Columbine, Virginia Tech, Sandy Hook, may be old news, but the story is all too fresh. There have been three more school shootings this week alone. Sadly, all of these incidents make up a mere fraction of the mass shootings that have occurred in the last 18 years. It seems we still haven’t learned, and things certainly haven’y improved. They say if you don’t study history and learn from it you are destined to repeat it. How many shootings of innocent people will it take before our lesson is learned?
In my professional life, I spend at least three days a week in local schools; to date, I have experienced multiple “lock-down” situations. A few have been drills, but one was not. I was confined to the school gym with one of my student employees for a LONG while. We had no idea why we were on lock-down, but together, we sat and waited, not knowing what was really happening. As nervous as I was inside, I had to stay calm and maintain my composure to keep my student calm. It turned out there was no active shooter at the school, BUT there was an armed suspect who had fled from the local police. I’m thankful the police alerted the school and that the administration acted swiftly to keep everyone safe.

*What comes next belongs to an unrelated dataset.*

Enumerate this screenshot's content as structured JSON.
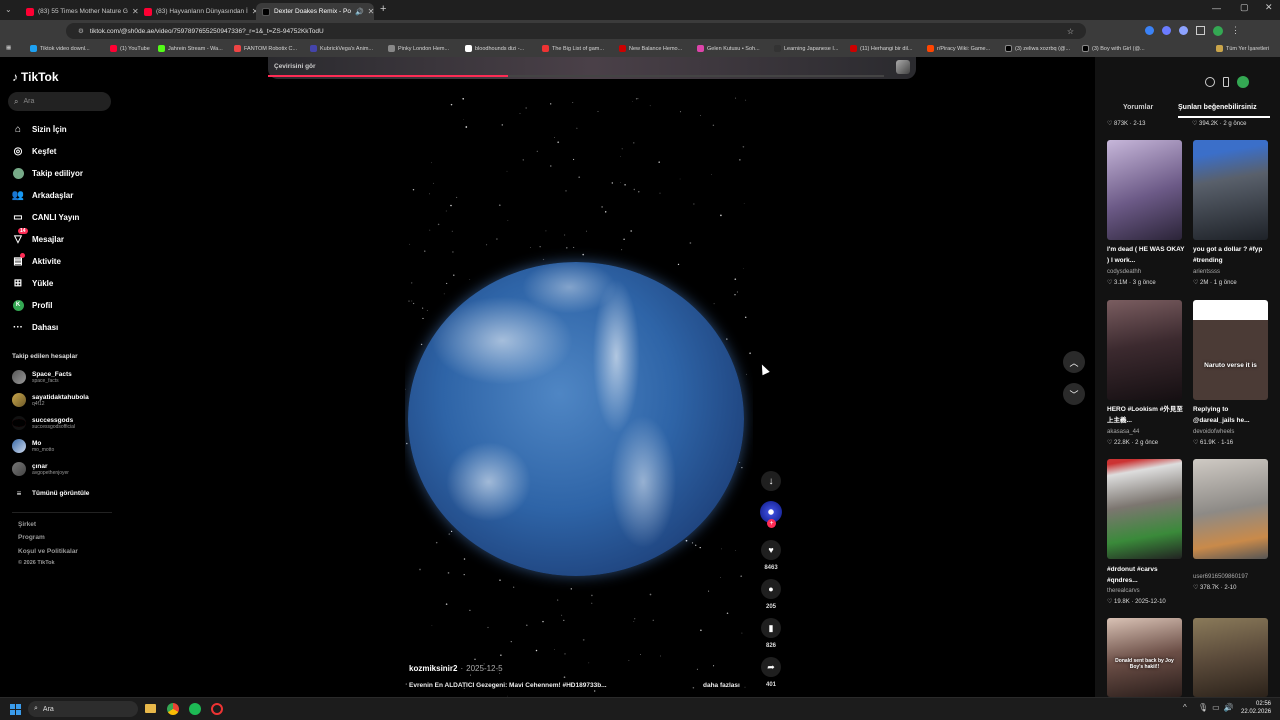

The Friday before the shooting in Las Vegas, I was caught at a school during another lock-down. This time I knew that this was only a drill, so I went about my business at the school as if everything was normal. I left the room where I was working to pick up supplies from another area within the school. On my way, I was stopped by a school administrator who reprimanded me for walking down the hallway rather than staying where I was. At the time, I was so irritated that the drill interfered with the work I was trying to get done. In retrospect, I had taken that drill for granted, I had forgotten what it was like to be in a real lock-down situation. I was annoyed where I should have been grateful for the practice of keeping me out of harm’s way; a “practice” that could potentially save my life.
It seems unbelievable that this is our reality. That churches, schools, concerts, and festivals; places where communities join together, places of revelry and fellowship; have become the backdrop for mass shootings. It does not feel right that my children, husband, family, and friends could be caught in an active-shooter circumstance at any time, on any given day. It is damn frightening to think that these drills COULD, in fact, turn into real-life situations. Something has to change. Or perhaps WE have to CHANGE SOMETHING so these shootings stop happening.
I believe unequivocally that we can make a difference in shaping a safer future. This is not a debate about our second amendment rights, nor is it a dismissal of the numerous responsible gun owners out there. No matter your stance on this issue, we must work TOGETHER to make changes to our gun legislation. It will not be easy, but I am committed to having the tough conversations to pushing us forward. It starts with understanding gained through listening and sharing. I hope you’ll join the dialogue, too.
How many innocent people have to die before we’re willing to have the conversation? To not just speak, but to listen to the other side of the debate…To explore the possibility that things could be better than they are.
Every day there are lives at stake. What will it take for us to change?